*To do:* Each line in the entries below that holds the string "description" must be copied.

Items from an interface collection
((

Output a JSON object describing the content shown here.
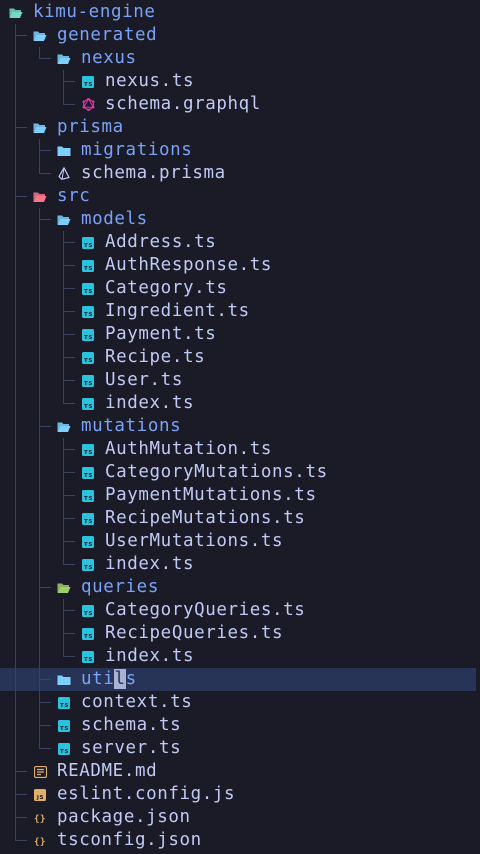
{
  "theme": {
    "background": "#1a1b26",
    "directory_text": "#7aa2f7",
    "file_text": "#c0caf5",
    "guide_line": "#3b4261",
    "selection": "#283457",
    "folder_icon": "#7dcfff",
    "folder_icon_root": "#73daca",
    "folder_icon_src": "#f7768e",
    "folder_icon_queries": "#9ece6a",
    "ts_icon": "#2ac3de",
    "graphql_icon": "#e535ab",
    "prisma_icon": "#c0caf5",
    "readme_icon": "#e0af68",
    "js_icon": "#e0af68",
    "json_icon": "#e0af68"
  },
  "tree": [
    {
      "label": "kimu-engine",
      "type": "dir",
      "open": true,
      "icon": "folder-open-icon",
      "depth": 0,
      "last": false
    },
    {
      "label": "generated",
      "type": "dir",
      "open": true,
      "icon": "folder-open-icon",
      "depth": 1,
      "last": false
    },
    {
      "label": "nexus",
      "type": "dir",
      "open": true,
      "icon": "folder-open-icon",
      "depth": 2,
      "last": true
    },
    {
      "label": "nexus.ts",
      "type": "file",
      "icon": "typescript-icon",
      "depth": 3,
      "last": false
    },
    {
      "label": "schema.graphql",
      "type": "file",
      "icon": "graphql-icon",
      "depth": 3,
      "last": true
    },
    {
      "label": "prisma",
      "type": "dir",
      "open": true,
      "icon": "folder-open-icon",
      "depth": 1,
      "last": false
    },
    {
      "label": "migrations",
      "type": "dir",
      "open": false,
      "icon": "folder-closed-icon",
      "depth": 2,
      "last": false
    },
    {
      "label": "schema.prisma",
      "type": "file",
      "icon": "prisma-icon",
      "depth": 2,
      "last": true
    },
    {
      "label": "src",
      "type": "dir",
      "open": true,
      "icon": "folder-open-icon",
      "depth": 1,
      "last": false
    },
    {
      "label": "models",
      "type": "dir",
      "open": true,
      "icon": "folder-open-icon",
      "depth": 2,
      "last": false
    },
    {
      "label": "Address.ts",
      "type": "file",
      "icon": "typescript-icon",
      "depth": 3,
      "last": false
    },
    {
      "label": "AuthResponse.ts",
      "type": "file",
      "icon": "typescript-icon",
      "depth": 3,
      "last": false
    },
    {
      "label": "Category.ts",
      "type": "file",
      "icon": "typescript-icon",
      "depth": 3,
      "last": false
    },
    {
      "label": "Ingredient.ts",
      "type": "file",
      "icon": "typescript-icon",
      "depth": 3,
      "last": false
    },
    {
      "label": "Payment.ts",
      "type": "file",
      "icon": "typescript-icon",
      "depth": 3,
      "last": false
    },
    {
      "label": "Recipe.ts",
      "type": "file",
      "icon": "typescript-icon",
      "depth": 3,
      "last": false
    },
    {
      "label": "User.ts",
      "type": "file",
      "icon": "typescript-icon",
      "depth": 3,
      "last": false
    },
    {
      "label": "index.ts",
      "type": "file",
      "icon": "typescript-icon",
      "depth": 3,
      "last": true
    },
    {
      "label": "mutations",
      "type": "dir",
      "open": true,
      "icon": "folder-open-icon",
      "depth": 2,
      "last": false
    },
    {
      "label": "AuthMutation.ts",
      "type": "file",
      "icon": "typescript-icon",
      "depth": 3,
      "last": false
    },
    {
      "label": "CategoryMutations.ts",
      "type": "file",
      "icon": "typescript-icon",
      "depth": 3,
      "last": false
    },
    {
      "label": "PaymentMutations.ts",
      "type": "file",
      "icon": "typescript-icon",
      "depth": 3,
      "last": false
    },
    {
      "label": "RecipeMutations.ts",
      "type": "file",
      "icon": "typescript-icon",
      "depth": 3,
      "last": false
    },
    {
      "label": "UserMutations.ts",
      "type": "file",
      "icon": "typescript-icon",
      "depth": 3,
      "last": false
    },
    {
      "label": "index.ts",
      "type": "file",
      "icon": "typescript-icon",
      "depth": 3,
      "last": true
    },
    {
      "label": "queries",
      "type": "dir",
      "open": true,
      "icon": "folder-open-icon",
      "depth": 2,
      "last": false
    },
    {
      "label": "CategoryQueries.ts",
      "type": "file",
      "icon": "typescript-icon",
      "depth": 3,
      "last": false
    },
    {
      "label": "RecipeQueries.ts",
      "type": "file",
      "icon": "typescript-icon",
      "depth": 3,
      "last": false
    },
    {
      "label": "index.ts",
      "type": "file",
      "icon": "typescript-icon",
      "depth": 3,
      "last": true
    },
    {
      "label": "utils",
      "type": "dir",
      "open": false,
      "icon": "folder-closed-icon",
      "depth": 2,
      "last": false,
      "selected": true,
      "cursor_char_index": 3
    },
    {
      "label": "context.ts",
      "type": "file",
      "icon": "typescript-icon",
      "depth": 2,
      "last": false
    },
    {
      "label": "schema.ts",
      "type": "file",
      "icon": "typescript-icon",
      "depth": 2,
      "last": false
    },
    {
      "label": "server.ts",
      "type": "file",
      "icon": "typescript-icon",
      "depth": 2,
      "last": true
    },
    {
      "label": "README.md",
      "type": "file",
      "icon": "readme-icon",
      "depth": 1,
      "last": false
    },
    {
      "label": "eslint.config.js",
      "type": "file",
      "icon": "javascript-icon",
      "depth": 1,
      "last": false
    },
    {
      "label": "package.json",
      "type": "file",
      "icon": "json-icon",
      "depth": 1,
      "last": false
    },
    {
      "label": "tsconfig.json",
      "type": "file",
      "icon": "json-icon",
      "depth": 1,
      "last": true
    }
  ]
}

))
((

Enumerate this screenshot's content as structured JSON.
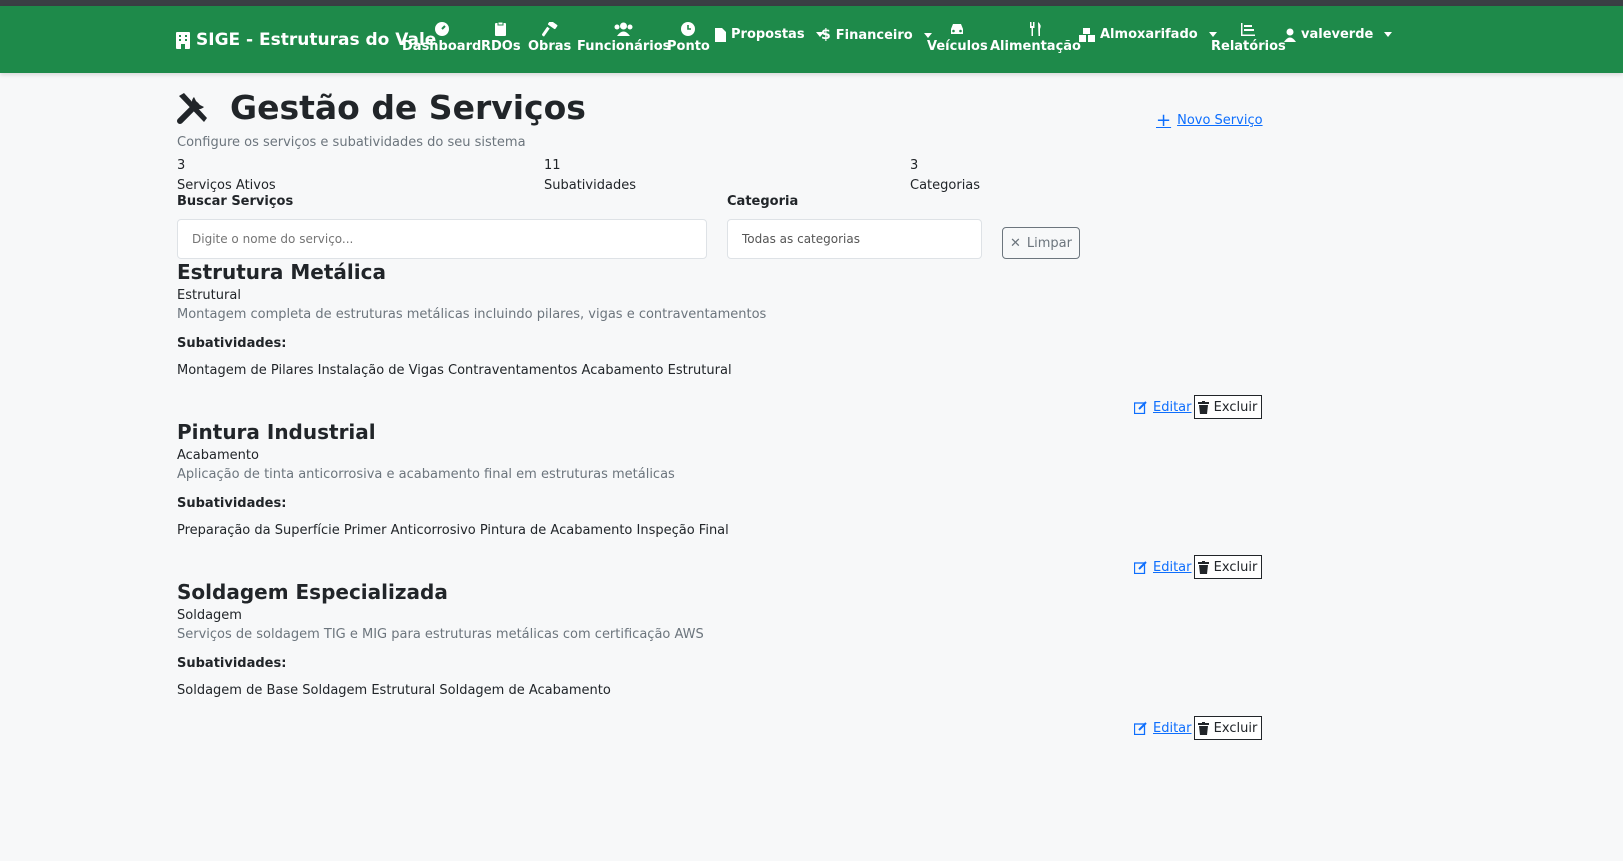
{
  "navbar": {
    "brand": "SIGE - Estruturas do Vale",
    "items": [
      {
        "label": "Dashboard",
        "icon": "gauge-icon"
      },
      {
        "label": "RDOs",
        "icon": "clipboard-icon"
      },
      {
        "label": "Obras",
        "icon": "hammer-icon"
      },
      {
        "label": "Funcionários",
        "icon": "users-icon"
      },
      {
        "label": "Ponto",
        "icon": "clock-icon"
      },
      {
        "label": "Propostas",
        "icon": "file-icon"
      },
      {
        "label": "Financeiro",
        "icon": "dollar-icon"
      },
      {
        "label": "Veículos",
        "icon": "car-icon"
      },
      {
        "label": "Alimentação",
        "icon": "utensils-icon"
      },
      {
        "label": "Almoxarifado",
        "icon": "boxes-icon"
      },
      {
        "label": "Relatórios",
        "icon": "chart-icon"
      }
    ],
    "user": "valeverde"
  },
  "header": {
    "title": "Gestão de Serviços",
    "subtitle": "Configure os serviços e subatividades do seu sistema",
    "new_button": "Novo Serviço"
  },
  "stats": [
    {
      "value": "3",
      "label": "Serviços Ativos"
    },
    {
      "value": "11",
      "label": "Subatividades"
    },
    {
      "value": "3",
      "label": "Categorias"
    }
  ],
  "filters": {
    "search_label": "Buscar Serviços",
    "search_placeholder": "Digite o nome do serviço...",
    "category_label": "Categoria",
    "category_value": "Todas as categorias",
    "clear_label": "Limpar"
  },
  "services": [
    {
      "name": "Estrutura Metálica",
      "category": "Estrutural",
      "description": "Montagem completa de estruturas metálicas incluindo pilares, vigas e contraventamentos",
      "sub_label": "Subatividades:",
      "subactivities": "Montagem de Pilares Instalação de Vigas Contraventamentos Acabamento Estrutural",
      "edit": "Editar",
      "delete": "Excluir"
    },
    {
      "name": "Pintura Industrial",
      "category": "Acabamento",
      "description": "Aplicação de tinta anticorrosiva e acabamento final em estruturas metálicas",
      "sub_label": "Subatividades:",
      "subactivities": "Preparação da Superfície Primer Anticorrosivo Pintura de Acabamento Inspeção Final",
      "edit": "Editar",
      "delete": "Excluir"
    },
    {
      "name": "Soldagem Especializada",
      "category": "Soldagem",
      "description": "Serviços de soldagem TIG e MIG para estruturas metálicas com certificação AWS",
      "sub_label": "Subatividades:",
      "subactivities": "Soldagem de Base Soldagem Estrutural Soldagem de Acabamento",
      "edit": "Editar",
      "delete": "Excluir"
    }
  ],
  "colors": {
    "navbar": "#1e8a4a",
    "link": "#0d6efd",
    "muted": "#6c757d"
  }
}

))

*Answer space:*
      "description": "Montagem completa de estruturas metálicas incluindo pilares, vigas e contraventamentos",
      "description": "Aplicação de tinta anticorrosiva e acabamento final em estruturas metálicas",
      "description": "Serviços de soldagem TIG e MIG para estruturas metálicas com certificação AWS",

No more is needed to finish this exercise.